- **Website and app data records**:
◇ ◇ ◇

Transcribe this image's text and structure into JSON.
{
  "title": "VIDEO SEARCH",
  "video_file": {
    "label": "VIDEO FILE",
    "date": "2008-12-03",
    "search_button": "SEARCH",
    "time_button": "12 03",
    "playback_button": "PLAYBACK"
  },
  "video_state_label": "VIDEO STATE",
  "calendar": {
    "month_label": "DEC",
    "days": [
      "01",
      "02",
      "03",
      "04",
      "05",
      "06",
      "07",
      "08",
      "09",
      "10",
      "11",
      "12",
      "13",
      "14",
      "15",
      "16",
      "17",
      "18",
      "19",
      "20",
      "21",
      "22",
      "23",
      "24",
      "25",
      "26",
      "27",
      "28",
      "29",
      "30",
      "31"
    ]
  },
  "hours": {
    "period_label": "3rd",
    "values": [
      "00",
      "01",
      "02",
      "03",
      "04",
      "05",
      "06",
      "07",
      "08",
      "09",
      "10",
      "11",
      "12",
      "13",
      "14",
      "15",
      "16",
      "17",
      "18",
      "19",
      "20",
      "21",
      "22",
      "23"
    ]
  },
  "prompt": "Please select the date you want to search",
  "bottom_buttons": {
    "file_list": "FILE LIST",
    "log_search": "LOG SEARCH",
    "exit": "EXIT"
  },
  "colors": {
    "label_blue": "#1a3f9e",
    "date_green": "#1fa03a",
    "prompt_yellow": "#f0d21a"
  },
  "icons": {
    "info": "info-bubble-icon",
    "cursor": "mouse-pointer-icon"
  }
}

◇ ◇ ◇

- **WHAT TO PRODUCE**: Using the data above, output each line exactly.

- **RESPONSE AREA**:
Transcribe this image's text and structure into JSON.
{
  "title": "VIDEO SEARCH",
  "video_file": {
    "label": "VIDEO FILE",
    "date": "2008-12-03",
    "search_button": "SEARCH",
    "time_button": "12 03",
    "playback_button": "PLAYBACK"
  },
  "video_state_label": "VIDEO STATE",
  "calendar": {
    "month_label": "DEC",
    "days": [
      "01",
      "02",
      "03",
      "04",
      "05",
      "06",
      "07",
      "08",
      "09",
      "10",
      "11",
      "12",
      "13",
      "14",
      "15",
      "16",
      "17",
      "18",
      "19",
      "20",
      "21",
      "22",
      "23",
      "24",
      "25",
      "26",
      "27",
      "28",
      "29",
      "30",
      "31"
    ]
  },
  "hours": {
    "period_label": "3rd",
    "values": [
      "00",
      "01",
      "02",
      "03",
      "04",
      "05",
      "06",
      "07",
      "08",
      "09",
      "10",
      "11",
      "12",
      "13",
      "14",
      "15",
      "16",
      "17",
      "18",
      "19",
      "20",
      "21",
      "22",
      "23"
    ]
  },
  "prompt": "Please select the date you want to search",
  "bottom_buttons": {
    "file_list": "FILE LIST",
    "log_search": "LOG SEARCH",
    "exit": "EXIT"
  },
  "colors": {
    "label_blue": "#1a3f9e",
    "date_green": "#1fa03a",
    "prompt_yellow": "#f0d21a"
  },
  "icons": {
    "info": "info-bubble-icon",
    "cursor": "mouse-pointer-icon"
  }
}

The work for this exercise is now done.